Records from a dataset
+--
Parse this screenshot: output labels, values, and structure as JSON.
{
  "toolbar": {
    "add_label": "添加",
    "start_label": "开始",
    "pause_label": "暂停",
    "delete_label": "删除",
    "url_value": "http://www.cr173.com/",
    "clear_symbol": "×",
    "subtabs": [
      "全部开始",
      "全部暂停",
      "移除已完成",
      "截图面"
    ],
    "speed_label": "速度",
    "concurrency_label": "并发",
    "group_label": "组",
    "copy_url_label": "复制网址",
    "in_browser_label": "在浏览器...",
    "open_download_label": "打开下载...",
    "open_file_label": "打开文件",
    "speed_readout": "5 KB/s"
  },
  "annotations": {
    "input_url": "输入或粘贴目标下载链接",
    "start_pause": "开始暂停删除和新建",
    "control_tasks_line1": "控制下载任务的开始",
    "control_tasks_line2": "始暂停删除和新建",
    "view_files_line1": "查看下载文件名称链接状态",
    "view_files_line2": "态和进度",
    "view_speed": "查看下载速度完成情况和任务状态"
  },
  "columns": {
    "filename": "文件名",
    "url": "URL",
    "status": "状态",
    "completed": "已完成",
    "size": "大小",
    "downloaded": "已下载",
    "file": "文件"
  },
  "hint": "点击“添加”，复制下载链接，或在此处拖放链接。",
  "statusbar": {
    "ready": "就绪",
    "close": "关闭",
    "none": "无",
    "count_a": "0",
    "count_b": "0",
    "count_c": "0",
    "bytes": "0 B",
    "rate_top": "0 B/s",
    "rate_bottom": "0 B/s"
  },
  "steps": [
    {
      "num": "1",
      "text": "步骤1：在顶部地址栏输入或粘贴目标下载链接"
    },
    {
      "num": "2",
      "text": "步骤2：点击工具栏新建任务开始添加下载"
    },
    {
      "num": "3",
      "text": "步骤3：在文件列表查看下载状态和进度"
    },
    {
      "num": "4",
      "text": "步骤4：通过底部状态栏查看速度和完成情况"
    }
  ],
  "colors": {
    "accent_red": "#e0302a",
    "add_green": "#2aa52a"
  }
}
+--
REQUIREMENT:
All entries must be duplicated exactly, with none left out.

RESPONSE TO THIS TASK:
Parse this screenshot: output labels, values, and structure as JSON.
{
  "toolbar": {
    "add_label": "添加",
    "start_label": "开始",
    "pause_label": "暂停",
    "delete_label": "删除",
    "url_value": "http://www.cr173.com/",
    "clear_symbol": "×",
    "subtabs": [
      "全部开始",
      "全部暂停",
      "移除已完成",
      "截图面"
    ],
    "speed_label": "速度",
    "concurrency_label": "并发",
    "group_label": "组",
    "copy_url_label": "复制网址",
    "in_browser_label": "在浏览器...",
    "open_download_label": "打开下载...",
    "open_file_label": "打开文件",
    "speed_readout": "5 KB/s"
  },
  "annotations": {
    "input_url": "输入或粘贴目标下载链接",
    "start_pause": "开始暂停删除和新建",
    "control_tasks_line1": "控制下载任务的开始",
    "control_tasks_line2": "始暂停删除和新建",
    "view_files_line1": "查看下载文件名称链接状态",
    "view_files_line2": "态和进度",
    "view_speed": "查看下载速度完成情况和任务状态"
  },
  "columns": {
    "filename": "文件名",
    "url": "URL",
    "status": "状态",
    "completed": "已完成",
    "size": "大小",
    "downloaded": "已下载",
    "file": "文件"
  },
  "hint": "点击“添加”，复制下载链接，或在此处拖放链接。",
  "statusbar": {
    "ready": "就绪",
    "close": "关闭",
    "none": "无",
    "count_a": "0",
    "count_b": "0",
    "count_c": "0",
    "bytes": "0 B",
    "rate_top": "0 B/s",
    "rate_bottom": "0 B/s"
  },
  "steps": [
    {
      "num": "1",
      "text": "步骤1：在顶部地址栏输入或粘贴目标下载链接"
    },
    {
      "num": "2",
      "text": "步骤2：点击工具栏新建任务开始添加下载"
    },
    {
      "num": "3",
      "text": "步骤3：在文件列表查看下载状态和进度"
    },
    {
      "num": "4",
      "text": "步骤4：通过底部状态栏查看速度和完成情况"
    }
  ],
  "colors": {
    "accent_red": "#e0302a",
    "add_green": "#2aa52a"
  }
}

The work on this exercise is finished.